Starting at the first entry below, repeat all the data word for word and drop the pictures.
*** GIVEN RECORDS ***
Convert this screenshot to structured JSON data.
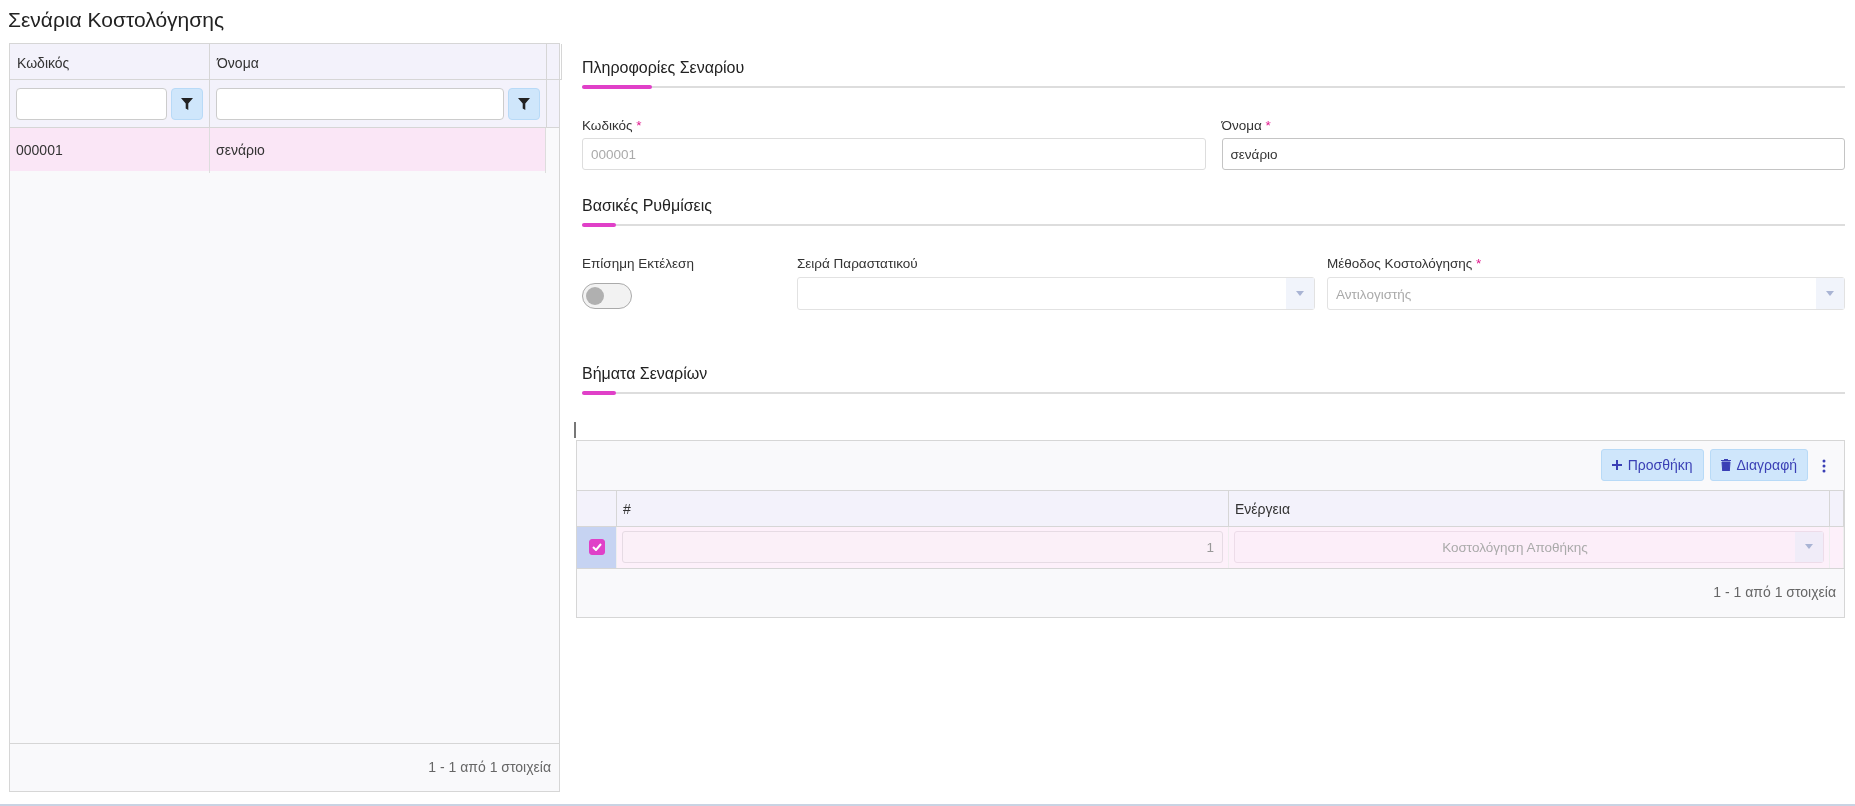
{
  "page_title": "Σενάρια Κοστολόγησης",
  "list_grid": {
    "columns": [
      {
        "label": "Κωδικός"
      },
      {
        "label": "Όνομα"
      }
    ],
    "rows": [
      {
        "cells": [
          "000001",
          "σενάριο"
        ],
        "selected": true
      }
    ],
    "pager": "1 - 1 από 1 στοιχεία"
  },
  "info_section": {
    "title": "Πληροφορίες Σεναρίου",
    "fields": [
      {
        "label": "Κωδικός",
        "required_mark": "*",
        "value": "000001",
        "disabled": true
      },
      {
        "label": "Όνομα",
        "required_mark": "*",
        "value": "σενάριο",
        "disabled": false
      }
    ]
  },
  "settings_section": {
    "title": "Βασικές Ρυθμίσεις",
    "toggle": {
      "label": "Επίσημη Εκτέλεση",
      "on": false
    },
    "selects": [
      {
        "label": "Σειρά Παραστατικού"
      },
      {
        "label": "Μέθοδος Κοστολόγησης",
        "required_mark": "*",
        "placeholder": "Αντιλογιστής"
      }
    ]
  },
  "steps_section": {
    "title": "Βήματα Σεναρίων",
    "toolbar": [
      {
        "kind": "add",
        "label": "Προσθήκη"
      },
      {
        "kind": "delete",
        "label": "Διαγραφή"
      }
    ],
    "columns": [
      "#",
      "Ενέργεια"
    ],
    "rows": [
      {
        "checked": true,
        "number": "1",
        "action": "Κοστολόγηση Αποθήκης"
      }
    ],
    "pager": "1 - 1 από 1 στοιχεία"
  }
}
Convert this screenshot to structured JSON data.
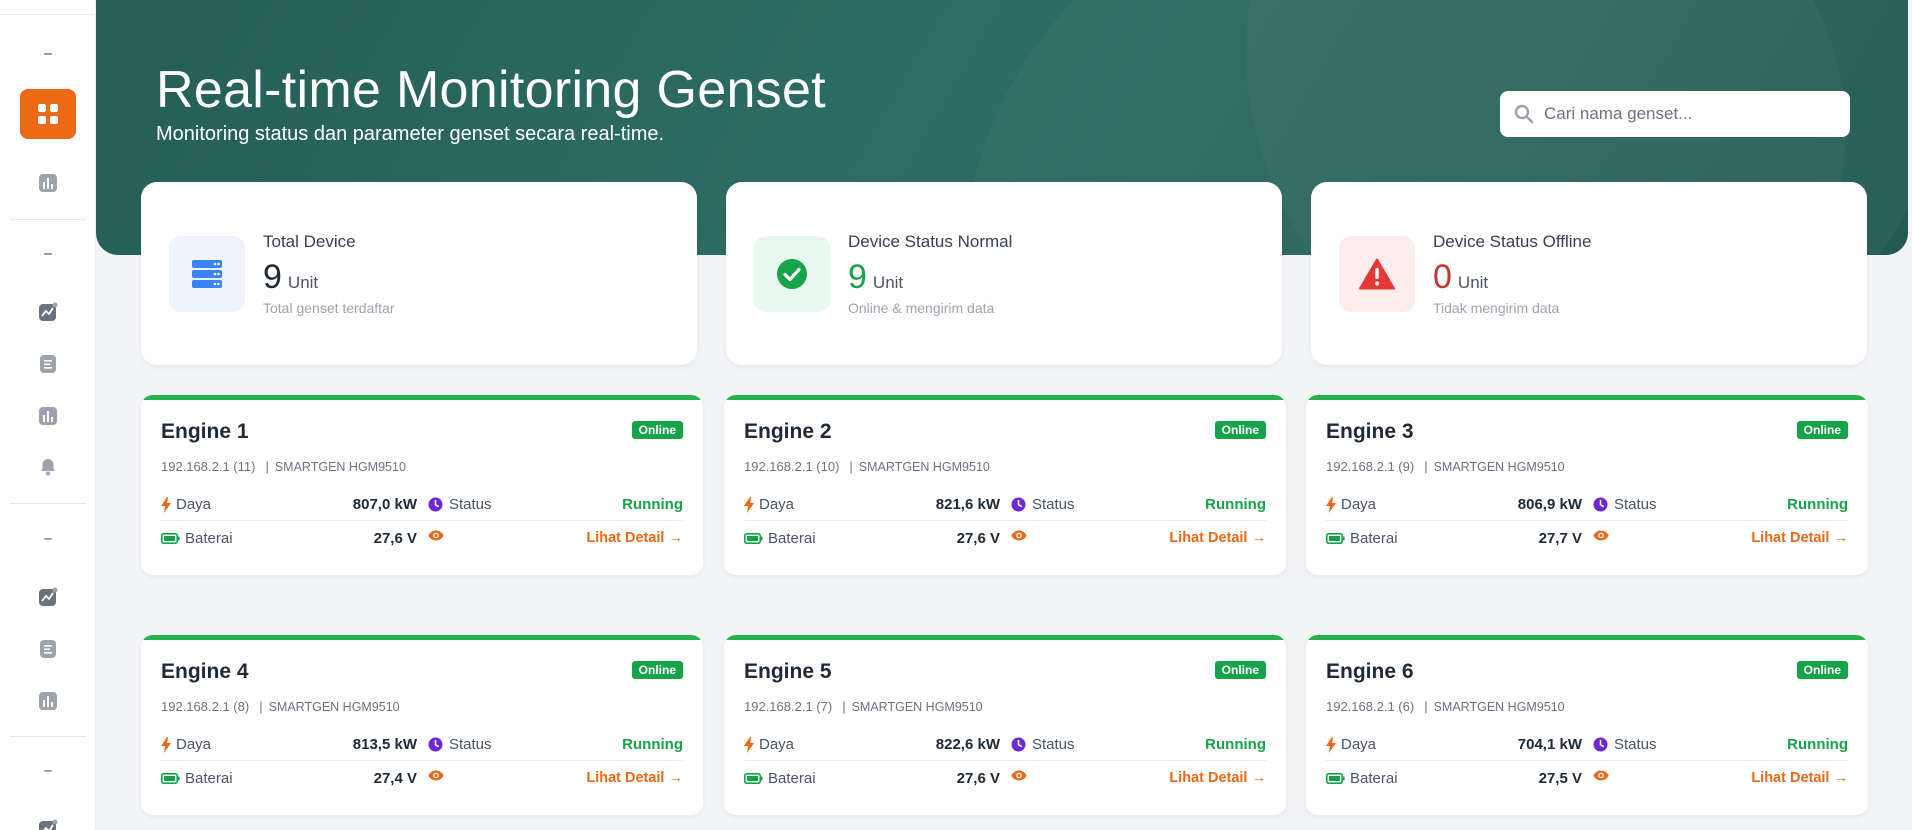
{
  "header": {
    "title": "Real-time Monitoring Genset",
    "subtitle": "Monitoring status dan parameter genset secara real-time."
  },
  "search": {
    "placeholder": "Cari nama genset..."
  },
  "summary": [
    {
      "label": "Total Device",
      "value": "9",
      "unit": "Unit",
      "desc": "Total genset terdaftar",
      "color": "#1f2937",
      "icon": "server-icon"
    },
    {
      "label": "Device Status Normal",
      "value": "9",
      "unit": "Unit",
      "desc": "Online & mengirim data",
      "color": "#17a34a",
      "icon": "check-circle-icon"
    },
    {
      "label": "Device Status Offline",
      "value": "0",
      "unit": "Unit",
      "desc": "Tidak mengirim data",
      "color": "#c0392b",
      "icon": "warning-triangle-icon"
    }
  ],
  "labels": {
    "power": "Daya",
    "status": "Status",
    "battery": "Baterai",
    "detail": "Lihat Detail →",
    "separator": "|"
  },
  "engines": [
    {
      "name": "Engine 1",
      "badge": "Online",
      "ip": "192.168.2.1 (11)",
      "model": "SMARTGEN HGM9510",
      "power": "807,0 kW",
      "status": "Running",
      "battery": "27,6 V"
    },
    {
      "name": "Engine 2",
      "badge": "Online",
      "ip": "192.168.2.1 (10)",
      "model": "SMARTGEN HGM9510",
      "power": "821,6 kW",
      "status": "Running",
      "battery": "27,6 V"
    },
    {
      "name": "Engine 3",
      "badge": "Online",
      "ip": "192.168.2.1 (9)",
      "model": "SMARTGEN HGM9510",
      "power": "806,9 kW",
      "status": "Running",
      "battery": "27,7 V"
    },
    {
      "name": "Engine 4",
      "badge": "Online",
      "ip": "192.168.2.1 (8)",
      "model": "SMARTGEN HGM9510",
      "power": "813,5 kW",
      "status": "Running",
      "battery": "27,4 V"
    },
    {
      "name": "Engine 5",
      "badge": "Online",
      "ip": "192.168.2.1 (7)",
      "model": "SMARTGEN HGM9510",
      "power": "822,6 kW",
      "status": "Running",
      "battery": "27,6 V"
    },
    {
      "name": "Engine 6",
      "badge": "Online",
      "ip": "192.168.2.1 (6)",
      "model": "SMARTGEN HGM9510",
      "power": "704,1 kW",
      "status": "Running",
      "battery": "27,5 V"
    }
  ],
  "colors": {
    "accent": "#ea6a15",
    "online": "#17a34a",
    "hero": "#2d6d65"
  }
}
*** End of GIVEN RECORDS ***
§ TASK RESPONSE
Convert this screenshot to structured JSON data.
{
  "page_title": "Σενάρια Κοστολόγησης",
  "list_grid": {
    "columns": [
      {
        "label": "Κωδικός"
      },
      {
        "label": "Όνομα"
      }
    ],
    "rows": [
      {
        "cells": [
          "000001",
          "σενάριο"
        ],
        "selected": true
      }
    ],
    "pager": "1 - 1 από 1 στοιχεία"
  },
  "info_section": {
    "title": "Πληροφορίες Σεναρίου",
    "fields": [
      {
        "label": "Κωδικός",
        "required_mark": "*",
        "value": "000001",
        "disabled": true
      },
      {
        "label": "Όνομα",
        "required_mark": "*",
        "value": "σενάριο",
        "disabled": false
      }
    ]
  },
  "settings_section": {
    "title": "Βασικές Ρυθμίσεις",
    "toggle": {
      "label": "Επίσημη Εκτέλεση",
      "on": false
    },
    "selects": [
      {
        "label": "Σειρά Παραστατικού"
      },
      {
        "label": "Μέθοδος Κοστολόγησης",
        "required_mark": "*",
        "placeholder": "Αντιλογιστής"
      }
    ]
  },
  "steps_section": {
    "title": "Βήματα Σεναρίων",
    "toolbar": [
      {
        "kind": "add",
        "label": "Προσθήκη"
      },
      {
        "kind": "delete",
        "label": "Διαγραφή"
      }
    ],
    "columns": [
      "#",
      "Ενέργεια"
    ],
    "rows": [
      {
        "checked": true,
        "number": "1",
        "action": "Κοστολόγηση Αποθήκης"
      }
    ],
    "pager": "1 - 1 από 1 στοιχεία"
  }
}
Convert this screenshot to structured JSON data.
{
  "header": {
    "title": "Real-time Monitoring Genset",
    "subtitle": "Monitoring status dan parameter genset secara real-time."
  },
  "search": {
    "placeholder": "Cari nama genset..."
  },
  "summary": [
    {
      "label": "Total Device",
      "value": "9",
      "unit": "Unit",
      "desc": "Total genset terdaftar",
      "color": "#1f2937",
      "icon": "server-icon"
    },
    {
      "label": "Device Status Normal",
      "value": "9",
      "unit": "Unit",
      "desc": "Online & mengirim data",
      "color": "#17a34a",
      "icon": "check-circle-icon"
    },
    {
      "label": "Device Status Offline",
      "value": "0",
      "unit": "Unit",
      "desc": "Tidak mengirim data",
      "color": "#c0392b",
      "icon": "warning-triangle-icon"
    }
  ],
  "labels": {
    "power": "Daya",
    "status": "Status",
    "battery": "Baterai",
    "detail": "Lihat Detail →",
    "separator": "|"
  },
  "engines": [
    {
      "name": "Engine 1",
      "badge": "Online",
      "ip": "192.168.2.1 (11)",
      "model": "SMARTGEN HGM9510",
      "power": "807,0 kW",
      "status": "Running",
      "battery": "27,6 V"
    },
    {
      "name": "Engine 2",
      "badge": "Online",
      "ip": "192.168.2.1 (10)",
      "model": "SMARTGEN HGM9510",
      "power": "821,6 kW",
      "status": "Running",
      "battery": "27,6 V"
    },
    {
      "name": "Engine 3",
      "badge": "Online",
      "ip": "192.168.2.1 (9)",
      "model": "SMARTGEN HGM9510",
      "power": "806,9 kW",
      "status": "Running",
      "battery": "27,7 V"
    },
    {
      "name": "Engine 4",
      "badge": "Online",
      "ip": "192.168.2.1 (8)",
      "model": "SMARTGEN HGM9510",
      "power": "813,5 kW",
      "status": "Running",
      "battery": "27,4 V"
    },
    {
      "name": "Engine 5",
      "badge": "Online",
      "ip": "192.168.2.1 (7)",
      "model": "SMARTGEN HGM9510",
      "power": "822,6 kW",
      "status": "Running",
      "battery": "27,6 V"
    },
    {
      "name": "Engine 6",
      "badge": "Online",
      "ip": "192.168.2.1 (6)",
      "model": "SMARTGEN HGM9510",
      "power": "704,1 kW",
      "status": "Running",
      "battery": "27,5 V"
    }
  ],
  "colors": {
    "accent": "#ea6a15",
    "online": "#17a34a",
    "hero": "#2d6d65"
  }
}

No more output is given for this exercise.